▶ _Element data from apps and pages_
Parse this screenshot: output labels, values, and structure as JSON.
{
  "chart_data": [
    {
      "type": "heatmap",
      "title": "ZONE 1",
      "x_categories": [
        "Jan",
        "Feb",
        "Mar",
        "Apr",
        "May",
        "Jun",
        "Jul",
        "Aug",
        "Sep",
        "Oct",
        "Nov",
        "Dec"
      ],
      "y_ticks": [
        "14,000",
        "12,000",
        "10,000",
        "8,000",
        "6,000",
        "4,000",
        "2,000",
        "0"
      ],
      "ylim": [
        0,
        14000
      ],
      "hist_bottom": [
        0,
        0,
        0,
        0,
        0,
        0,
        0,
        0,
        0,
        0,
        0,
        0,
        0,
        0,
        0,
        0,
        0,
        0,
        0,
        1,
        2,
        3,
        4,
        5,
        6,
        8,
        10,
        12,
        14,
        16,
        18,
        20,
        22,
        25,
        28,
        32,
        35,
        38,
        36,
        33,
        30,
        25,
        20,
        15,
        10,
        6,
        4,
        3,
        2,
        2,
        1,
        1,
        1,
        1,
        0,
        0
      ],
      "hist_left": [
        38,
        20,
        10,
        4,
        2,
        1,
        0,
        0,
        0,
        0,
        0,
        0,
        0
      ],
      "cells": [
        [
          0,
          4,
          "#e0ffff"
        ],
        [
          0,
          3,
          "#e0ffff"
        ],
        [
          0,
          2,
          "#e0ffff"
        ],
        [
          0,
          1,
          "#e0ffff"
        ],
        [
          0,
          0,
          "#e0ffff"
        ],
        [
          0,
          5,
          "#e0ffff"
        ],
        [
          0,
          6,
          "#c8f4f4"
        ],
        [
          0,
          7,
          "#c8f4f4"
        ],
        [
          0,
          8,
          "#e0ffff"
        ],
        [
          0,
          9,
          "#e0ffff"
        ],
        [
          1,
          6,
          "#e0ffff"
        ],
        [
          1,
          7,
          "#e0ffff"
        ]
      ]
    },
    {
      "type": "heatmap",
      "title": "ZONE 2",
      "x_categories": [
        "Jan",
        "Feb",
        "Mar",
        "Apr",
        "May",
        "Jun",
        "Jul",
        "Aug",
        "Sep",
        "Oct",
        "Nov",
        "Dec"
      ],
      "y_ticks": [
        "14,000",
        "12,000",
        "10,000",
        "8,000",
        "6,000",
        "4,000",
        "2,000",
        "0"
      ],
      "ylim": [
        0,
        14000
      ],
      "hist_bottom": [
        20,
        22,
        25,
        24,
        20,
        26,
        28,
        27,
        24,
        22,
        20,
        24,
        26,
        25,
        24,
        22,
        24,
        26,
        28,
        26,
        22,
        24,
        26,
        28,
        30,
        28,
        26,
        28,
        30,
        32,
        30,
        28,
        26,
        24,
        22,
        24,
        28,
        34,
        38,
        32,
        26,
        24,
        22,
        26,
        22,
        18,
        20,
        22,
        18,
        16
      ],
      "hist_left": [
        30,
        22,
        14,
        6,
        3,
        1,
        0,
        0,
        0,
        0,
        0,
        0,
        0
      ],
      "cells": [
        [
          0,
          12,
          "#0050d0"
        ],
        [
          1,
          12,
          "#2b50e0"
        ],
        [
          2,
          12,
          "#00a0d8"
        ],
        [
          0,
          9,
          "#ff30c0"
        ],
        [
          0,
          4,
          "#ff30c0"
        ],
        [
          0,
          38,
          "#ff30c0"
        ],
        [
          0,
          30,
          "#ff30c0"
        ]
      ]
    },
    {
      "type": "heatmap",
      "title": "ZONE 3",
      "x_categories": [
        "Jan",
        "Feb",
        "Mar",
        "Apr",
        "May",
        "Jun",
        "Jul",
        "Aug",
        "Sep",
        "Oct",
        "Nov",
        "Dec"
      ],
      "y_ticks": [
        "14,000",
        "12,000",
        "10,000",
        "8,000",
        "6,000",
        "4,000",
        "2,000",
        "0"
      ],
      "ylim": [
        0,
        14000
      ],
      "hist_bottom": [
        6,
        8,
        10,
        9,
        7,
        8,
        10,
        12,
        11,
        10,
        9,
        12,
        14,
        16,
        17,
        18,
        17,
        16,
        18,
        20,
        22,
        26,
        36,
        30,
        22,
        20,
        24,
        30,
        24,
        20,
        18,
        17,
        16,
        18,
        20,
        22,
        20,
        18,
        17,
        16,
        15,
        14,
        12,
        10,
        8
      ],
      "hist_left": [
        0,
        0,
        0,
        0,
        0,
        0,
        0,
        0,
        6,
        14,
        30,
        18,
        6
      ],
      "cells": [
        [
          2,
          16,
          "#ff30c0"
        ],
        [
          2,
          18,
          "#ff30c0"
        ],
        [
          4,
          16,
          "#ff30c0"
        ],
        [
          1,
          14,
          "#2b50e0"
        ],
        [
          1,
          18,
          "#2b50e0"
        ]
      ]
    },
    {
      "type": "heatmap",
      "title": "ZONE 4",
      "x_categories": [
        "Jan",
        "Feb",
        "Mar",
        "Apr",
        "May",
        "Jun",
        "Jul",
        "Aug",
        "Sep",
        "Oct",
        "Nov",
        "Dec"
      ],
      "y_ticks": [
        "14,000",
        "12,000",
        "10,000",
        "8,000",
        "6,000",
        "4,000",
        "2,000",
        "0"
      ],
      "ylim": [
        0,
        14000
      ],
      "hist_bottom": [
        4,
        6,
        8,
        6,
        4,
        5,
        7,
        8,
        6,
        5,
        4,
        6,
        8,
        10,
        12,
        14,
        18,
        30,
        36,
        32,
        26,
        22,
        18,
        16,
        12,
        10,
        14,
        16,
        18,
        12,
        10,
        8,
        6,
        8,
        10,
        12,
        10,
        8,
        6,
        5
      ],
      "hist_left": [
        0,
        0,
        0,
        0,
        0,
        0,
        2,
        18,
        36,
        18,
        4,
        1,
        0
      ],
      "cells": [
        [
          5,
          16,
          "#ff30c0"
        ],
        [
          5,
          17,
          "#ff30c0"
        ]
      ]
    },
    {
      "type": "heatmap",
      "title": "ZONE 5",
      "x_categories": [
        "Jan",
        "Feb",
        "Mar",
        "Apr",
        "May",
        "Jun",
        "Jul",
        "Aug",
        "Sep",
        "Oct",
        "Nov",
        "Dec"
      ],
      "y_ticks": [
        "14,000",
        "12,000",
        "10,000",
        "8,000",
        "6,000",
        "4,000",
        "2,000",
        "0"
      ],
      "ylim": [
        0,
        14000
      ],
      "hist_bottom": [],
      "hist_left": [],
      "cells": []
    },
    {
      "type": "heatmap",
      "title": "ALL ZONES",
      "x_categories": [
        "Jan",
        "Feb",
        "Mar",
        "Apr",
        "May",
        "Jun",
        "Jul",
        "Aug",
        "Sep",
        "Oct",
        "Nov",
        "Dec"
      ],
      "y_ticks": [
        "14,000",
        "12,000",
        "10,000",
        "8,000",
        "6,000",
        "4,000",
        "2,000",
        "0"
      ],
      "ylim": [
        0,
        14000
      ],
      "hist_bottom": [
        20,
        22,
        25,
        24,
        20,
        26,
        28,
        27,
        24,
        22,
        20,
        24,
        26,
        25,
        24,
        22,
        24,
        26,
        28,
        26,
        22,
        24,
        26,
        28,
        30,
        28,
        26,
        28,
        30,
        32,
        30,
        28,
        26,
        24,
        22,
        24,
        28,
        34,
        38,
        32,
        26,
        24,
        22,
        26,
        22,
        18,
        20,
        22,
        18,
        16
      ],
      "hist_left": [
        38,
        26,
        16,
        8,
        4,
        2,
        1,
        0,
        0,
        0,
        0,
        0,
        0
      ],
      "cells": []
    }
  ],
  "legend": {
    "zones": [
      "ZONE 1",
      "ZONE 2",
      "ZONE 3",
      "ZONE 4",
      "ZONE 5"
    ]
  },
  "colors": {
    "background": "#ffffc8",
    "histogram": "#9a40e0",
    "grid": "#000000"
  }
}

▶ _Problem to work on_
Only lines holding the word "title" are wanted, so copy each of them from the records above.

▶ _Problem solution_
      "title": "ZONE 1",
      "title": "ZONE 2",
      "title": "ZONE 3",
      "title": "ZONE 4",
      "title": "ZONE 5",
      "title": "ALL ZONES",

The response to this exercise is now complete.